Humans have taken psychotropic drugs since time immemorial, for pleasure and for pain. Opium was used by the Sumerians during the Neolithic era and mentioned in the Egyptian Papyrus Ebers and in ancient Chinese manuscripts. It was prescribed by the Greek and Roman physicians, by Hippocrates, Dioscorides, Pliny, Celsus, and Galen. The Roman emperor Marcus Aurelius may have been addicted to opium. In the Middle Ages, Arab physicians in Baghdad used it widely, even to treat leprosy. At about AD 1000, Avicenna recommended opium for diarrhea and for diseases of the eye.
Paracelsus, a 16th-century Swiss alchemist, experimented with opium, compounding it in alcohol with crushed pearls, musk, and amber as “laudanum.” Thomas Sydenham in London prescribed a tincture of opium made up with sherry wine and herbs and also called it laudanum in his 1676 Medical Observations Concerning the History and Cure of Acute Diseases. In 1732, Thomas Dover invented a patent medicine known as “Dover’s Powder” and consisting of opium, ipecacuanha, and lactose. James Moore in 1784 was first to use opium for postoperative pain.
Around 1690 Jakob Le Mort in Leiden prepared an elixir for asthma that he called “paregoric.” It consisted of “honey, licorice, flowers of Benjamin, and opium, camphor, oil of aniseed, salt of tartar and spirit of wine,” and was listed as “Elixir Asthmaticum” in the London Pharmacopoeia of 1721. Until quite recently, a simpler camphorated solution of opium or paregoric was standard treatment for diarrhea in adults and children. It contained the equivalent 0.4 mg per ml of anhydrous morphine, compared to 10 mg in laudanum or tincture of opium.
Historically, by the time Carl Linnaeus (1753) had named the opium poppy Papaver somniferum, opium had long been extracted from the sticky stuff of its unripe pods. It could be ingested or smoked. After Alexander Wood’s invention of the hypodermic syringe in1853 it could also be injected subcutaneously or intravenously as a recreational drug. During the 17th and 18th centuries, traders working for the British East India Company established a lucrative opium trade by smuggling it from India into China. This led to the Opium Wars of 1839–1842 and 1856–1860, when the Chinese government attempted to prohibit the opium trade but was defeated by the British, forced to pay an indemnity, and yield sovereignty over Hong Kong.
In the West opium was widely available, often smoked in squalid opium dens such as described by Charles Dickens in The Mystery of Edwin Drood. De Quincy wrote about his experience in The Confessions of an Opium Eater (1821). Opium was widely used during the US Civil War, during which many wounded soldiers were given “God’s Own Medicine,” and their ensuing addiction came to be called “Soldier’s Disease.” Samuel Taylor Coleridge’s poem about Kubla Khan in Xanadu was famously interrupted when he woke up prematurely from an opium dream. Mary Todd Lincoln became addicted to opium, as well as Elisabeth Barrett Browning, Charles Dickens, Florence Nightingale, and many others.

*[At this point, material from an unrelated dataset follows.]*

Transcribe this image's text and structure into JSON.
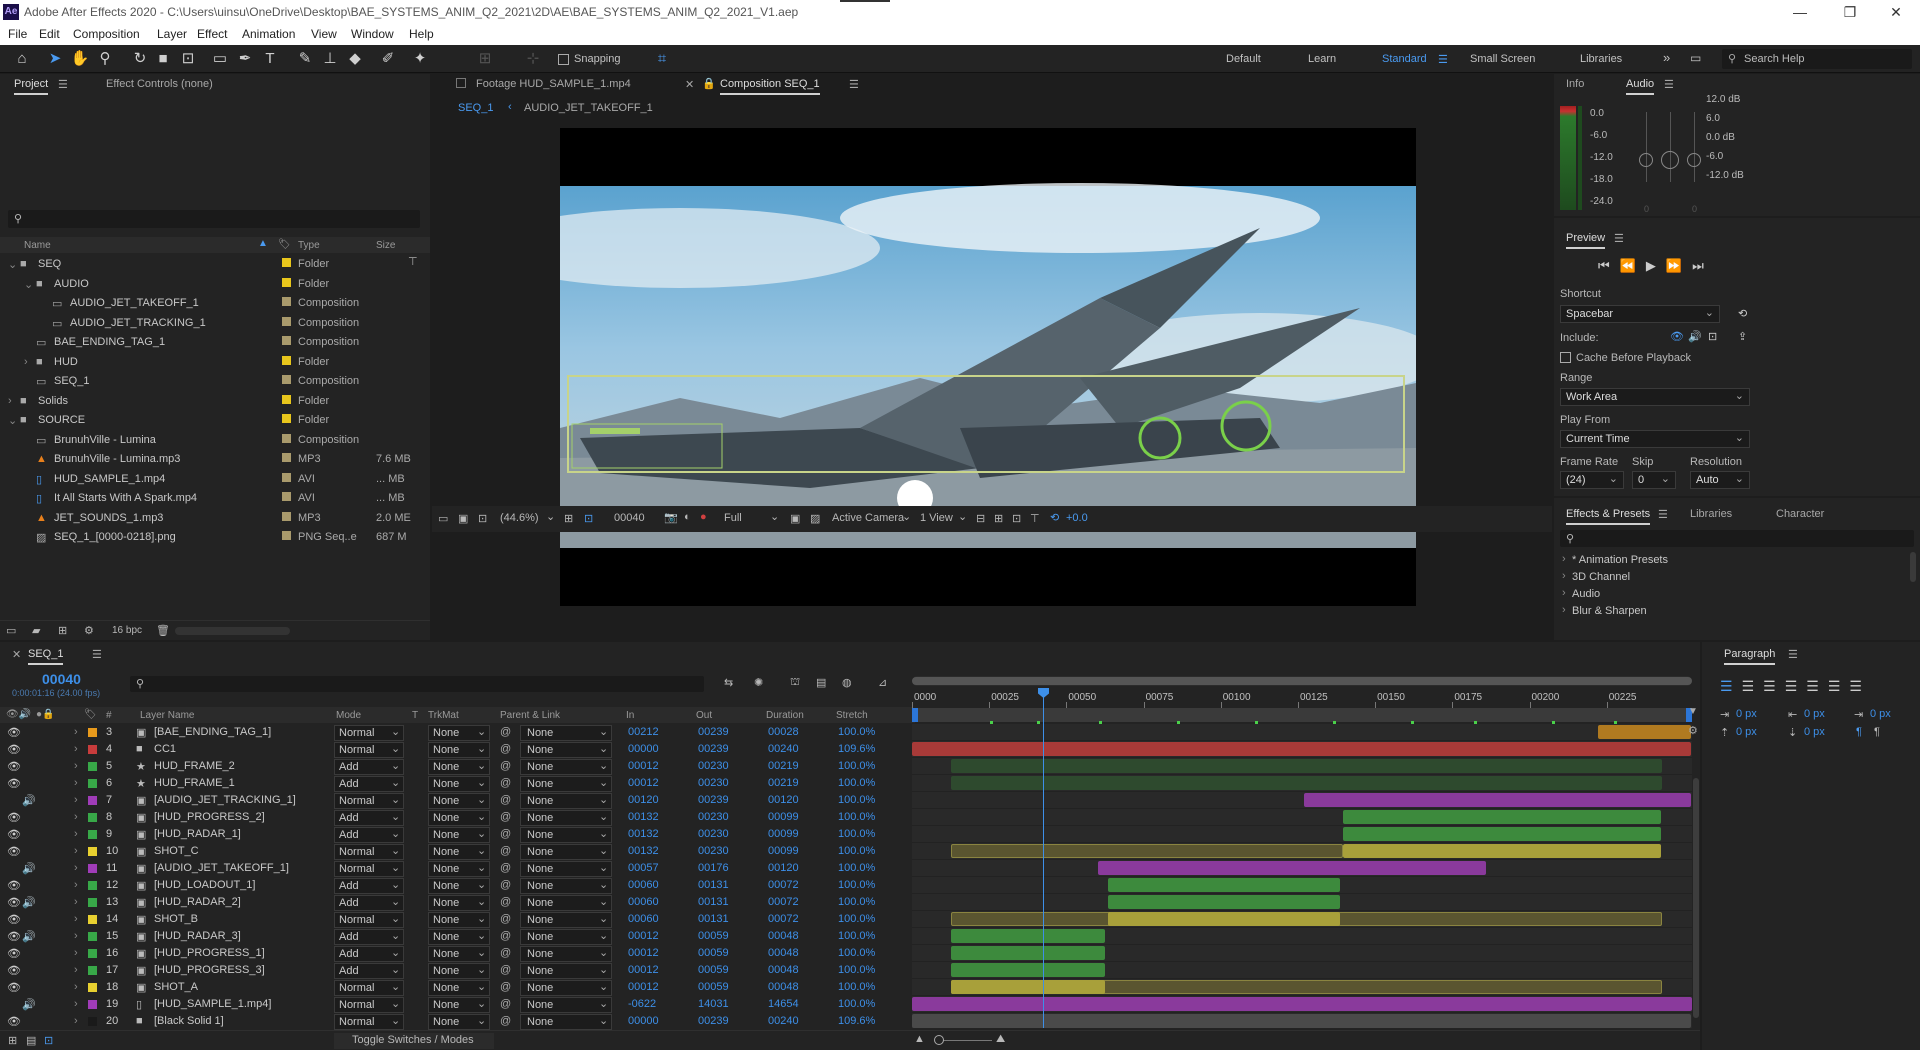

In 1789, the sixteen-year-old Friedrich Serturner, a pharmacy assistant in Paderborn, West Germany, experimented on rats and stray dogs and isolated a sleep-inducing substance from poppy seed juice. During Napoleon Bonaparte’s occupation, he was legally able to open a shop and sell it as a powerful pain killer. Later he described the “crystallizable” properties of his new substance and called it morphium. When obtaining tremendous relief from a severe toothache, he realized it was safe for human consumption, and by carrying out tests on himself and on three young volunteers, he determined that 15 mg of the drug was the optimal dose for pain relief. The name was later changed to morphine.
Opium contains about 12% morphine, the related opiates codeine and thebaine, and the non-analgesic alkaloids papaverine and noscapine. Codeine was isolated in 1832 by Pierre Robiquet, a French chemist and was widely used for cough and pain. In 1874, English chemist C.R. Alder Wright synthesized diacetylmorphine (heroin) by heating morphine over a stove. It languished in the labs until 1898 when Bayer Pharmaceuticals decided to market it as a non-addictive cough suppressant. It became popular but was even more addicting than morphine. In the mid twentieth century the synthetic congeners of morphine pethidine (Demerol) and methadone were widely used, replaced later by several more modern agents.
By the early 20th century, the harmful addictive effects of psychotropic drugs opiates led most countries to gradually control their distribution and use. In the United States, the Harrison Narcotics Tax Act of 1914 restricted the sale of opiates. Today, the growing of opium poppies and the production of opium and its derivatives is illegal in most countries. It remains a major cash crop in places like Afghanistan, and illegal trafficking remains a major global issue. Various synthetic opioids, such as oxycodone and fentanyl, have been developed to replace opium, but unfortunately have also led to epidemics of addiction and misuse.